Israel should therefore make a finer distinction not only between pre-1967 Israel and all of the territories, but also between the major settlement blocs adjacent to the 1949 armistice lines (the Green Line) and the isolated ones.
President George W. Bush made this distinction in his 2004 letter to prime minister Ariel Sharon, but this important anchor is now being destroyed by the current government.
Since the Zionist enterprise is legitimate only if it allows all the people under its control equal rights, Israel needs to create a reality that implements this principle. As a first step, Israel should announce that it has no sovereignty claims over areas in which Israeli settlers are a small minority, that is, all areas beyond the security fence, outside of the settlement blocs.
In addition, it should accept that any future agreement will be based on the 1967 lines with territorial swaps that will apply Israeli sovereignty to the settlement blocs, as well.
Third, it should separate the security issue from the settlement issue, so that the IDF will remain deployed as needed in the territories regardless of the settlements, until the security issue is resolved in a permanent agreement.
If Israel would carefully demarcate its future borders, providing full, equal rights for all the residents within these borders and also providing sufficient space for creating a Palestinian state for the millions of Palestinian outside its borders, it will enable the companies who are about to cease doing business in Israel to continue with their business uninterrupted. Furthermore, it will help US legislators define an effective anti-BDS bill that will not create an impossible dilemma for US companies.
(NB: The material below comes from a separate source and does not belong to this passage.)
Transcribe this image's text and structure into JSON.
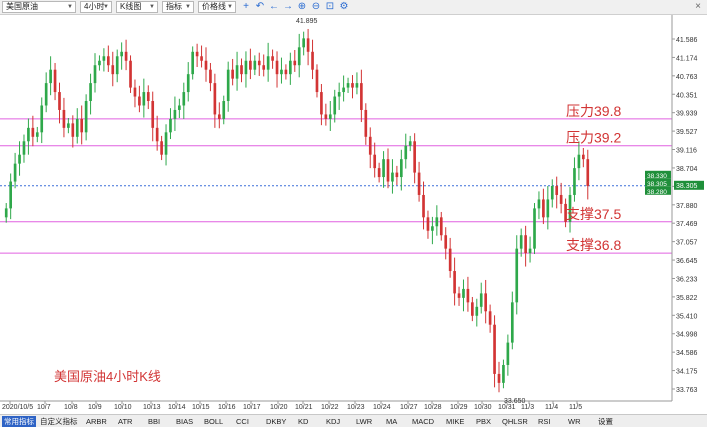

By blurring all distinctions, Prime Minister Netanyahu incredibly accepts the narrative of Israel’s enemies. But everyone who cares about the future of Israel and wishes that it fulfills the Zionist vision of a democratic home for the Jewish People within secure borders should reject that narrative and insist on the clear demarcation between Israel and the areas allotted for the future state of Palestine.Ami Ayalon is a former director of the Shin Bet (Israeli Security Agency), Gilead Sher was chief of staff to prime minister Ehud Barak and heads the Center for Applied Negotiations at Israel’s Institute for National Security Studies, and Orni Petruschka is a high-tech entrepreneur in Israel. They are principals of the Israeli non-partisan organization Blue White Future.